Six Sigma is struggling to produce sustainable results. Plenty of large organizations and government entities have chosen Lean Six Sigma as their methodology of choice, including Boeing, Ford, and the US Marine Corps. But, if Six Sigma is such an established player chosen by such powerful organizations, why is it now coming under fire? As economic situations change, companies put increasing priority on efficiency, and cutting costs wherever possible.
Process experts, Keith Stagner and Geoff Tennant recently wrote on this:
In more than 15 years … we have seen hundreds – if not thousands – of transactional processes improved, yet almost all still end with a significant amount of waste, … and [processes] gradually degrade again over time.
They also pointed out that one of the biggest issues with Six Sigma implementations, is solutions developed during an Improve Phase are typically incompatible with the various pieces of software already deployed because the implementation would be too expensive and/or time consuming. The biggest thing holding these companies back is not that they do not know what to do, it is that they cannot do it.
Lean Six Sigma has reprioritized the focus from eliminating defects to flow and value, and takes the defect elimination as a side effect. This has worked well for many, but what is still missing is the Agile nature that facilitates ever changing processes, delivering Continuous Improvement.
Similarly, BPM provides a way to fill very similar goals, but also lacks the agility so desperately needed. Traditional and Low Code BPM still need substantial code and development inputs, which create delay and cost, i.e. waste. Lean BPM removes this waste, by delivering BPM functionality directly into the hands of the business user, the Citizen Developer, who can use the BPMS without the need for coding or development skills. This allows the Citizen Developer to be truly Agile, responsive and reactive to the business environment, and able to make process changes at will.
Challenging Six Sigma
Traditional Six Sigma and Business Process Management software suites will usually provide excellent value to businesses. They will provide excellent coverage of all areas of the business it is implemented to support. It does its job. The issue with traditional Six Sigma and BPM implementations comes after they get off the ground. Trying to change the implementation is a hard, it usually involves programmers, designers, managers and a whole slew of other necessary participants. When your goal is to achieve maximum efficiency, it seems almost absurd not to expect that same level of efficiency from the tool helping you achieve that goal.

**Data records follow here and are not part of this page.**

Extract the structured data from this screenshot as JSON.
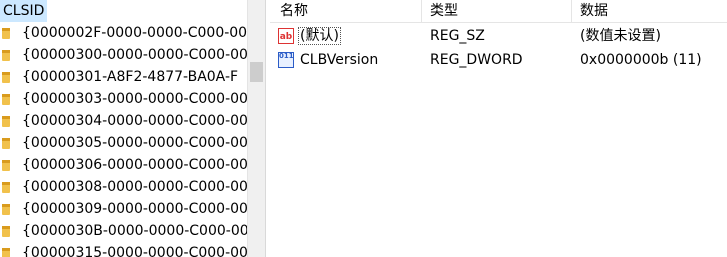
{
  "tree": {
    "root_label": "CLSID",
    "items": [
      "{0000002F-0000-0000-C000-00",
      "{00000300-0000-0000-C000-00",
      "{00000301-A8F2-4877-BA0A-F",
      "{00000303-0000-0000-C000-00",
      "{00000304-0000-0000-C000-00",
      "{00000305-0000-0000-C000-00",
      "{00000306-0000-0000-C000-00",
      "{00000308-0000-0000-C000-00",
      "{00000309-0000-0000-C000-00",
      "{0000030B-0000-0000-C000-00",
      "{00000315-0000-0000-C000-00"
    ]
  },
  "list": {
    "columns": {
      "name": "名称",
      "type": "类型",
      "data": "数据"
    },
    "rows": [
      {
        "icon": "string-value-icon",
        "icon_text": "ab",
        "name": "(默认)",
        "type": "REG_SZ",
        "data": "(数值未设置)"
      },
      {
        "icon": "dword-value-icon",
        "icon_text": "011",
        "name": "CLBVersion",
        "type": "REG_DWORD",
        "data": "0x0000000b (11)"
      }
    ]
  },
  "colors": {
    "selection": "#cce8ff",
    "folder": "#f1c14b",
    "scrollbar": "#f0f0f0"
  }
}
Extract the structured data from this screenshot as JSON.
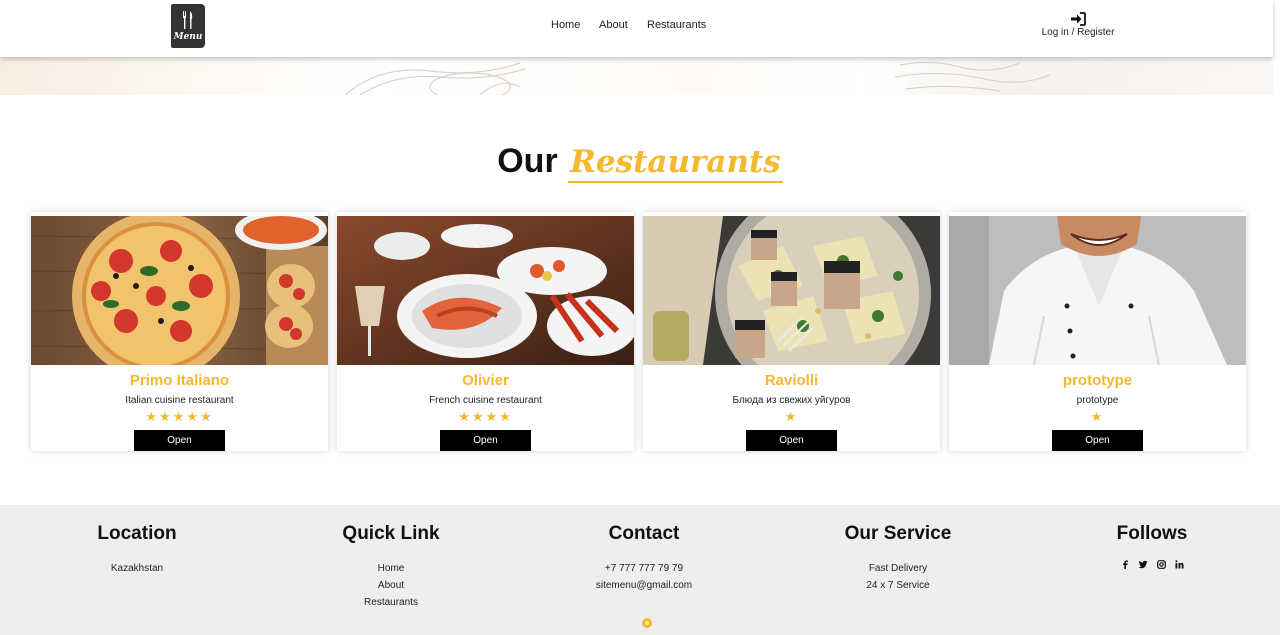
{
  "header": {
    "logo_text": "Menu",
    "nav": [
      {
        "label": "Home"
      },
      {
        "label": "About"
      },
      {
        "label": "Restaurants"
      }
    ],
    "login_label": "Log in / Register"
  },
  "section": {
    "title_plain": "Our",
    "title_accent": "Restaurants"
  },
  "cards": [
    {
      "name": "Primo Italiano",
      "desc": "Italian cuisine restaurant",
      "stars": "★★★★★",
      "button": "Open"
    },
    {
      "name": "Olivier",
      "desc": "French cuisine restaurant",
      "stars": "★★★★",
      "button": "Open"
    },
    {
      "name": "Raviolli",
      "desc": "Блюда из свежих уйгуров",
      "stars": "★",
      "button": "Open"
    },
    {
      "name": "prototype",
      "desc": "prototype",
      "stars": "★",
      "button": "Open"
    }
  ],
  "footer": {
    "location": {
      "title": "Location",
      "items": [
        "Kazakhstan"
      ]
    },
    "quick_link": {
      "title": "Quick Link",
      "items": [
        "Home",
        "About",
        "Restaurants"
      ]
    },
    "contact": {
      "title": "Contact",
      "items": [
        "+7 777 777 79 79",
        "sitemenu@gmail.com"
      ]
    },
    "service": {
      "title": "Our Service",
      "items": [
        "Fast Delivery",
        "24 x 7 Service"
      ]
    },
    "follows": {
      "title": "Follows",
      "social": [
        "f",
        "t",
        "ig",
        "in"
      ]
    }
  },
  "colors": {
    "accent": "#f5b82e",
    "button": "#000000",
    "footer_bg": "#eeeeee"
  }
}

There are three steps to creating a business process. What Lean BPM seeks to do is quickly and effectively capture critical and noncritical business process, allowing you to visualize waste and error, and then automate the process. This work is done using modern Agile development methods and BPM tools.
- Defining: Define how things are done. Bob makes X, then X is given to Joan who does Y and Z. Define your process and find and eliminate duplicate work, resource waste, or any other waste you can find.
- Building: Model the real-life process you’ve found in a software tool.
- Changing/Refining: Update, add to, and improve processes however and whenever needed.
Lean BPM with Agile serves as the antithesis of the overblown Define, Measure, Analyze, Improve, Control (DMAIC) process of Six Sigma projects. These projects are often hugely time consuming, and though they can provide value, they are frequently unwieldy, cumbersome and lumbering. Value creation and process improvement from DMAIC is far from guaranteed, and frequently it results in the creation of more waste and inefficiencies for no incremental value gained.
The thought of revisiting the DMAIC process is enough to send shivers down the spine of the most experienced Six Sigma Black Belt!
Lean BPM tools seek to provide a simple solution to this problem of complexity and unwieldiness.
They simply empower the Citizen Developer in anyone who needs to make a process change, such that they can easily implement a modification or indeed, create a new process from scratch. Instead of waiting for the Improve phase, practitioners using Lean BPM can record a whole process, make radical improvements and are ready for production in a matter of days. The Citizen Developer becomes Lean, Agile and able to Continuous Improve the processes they are responsible for.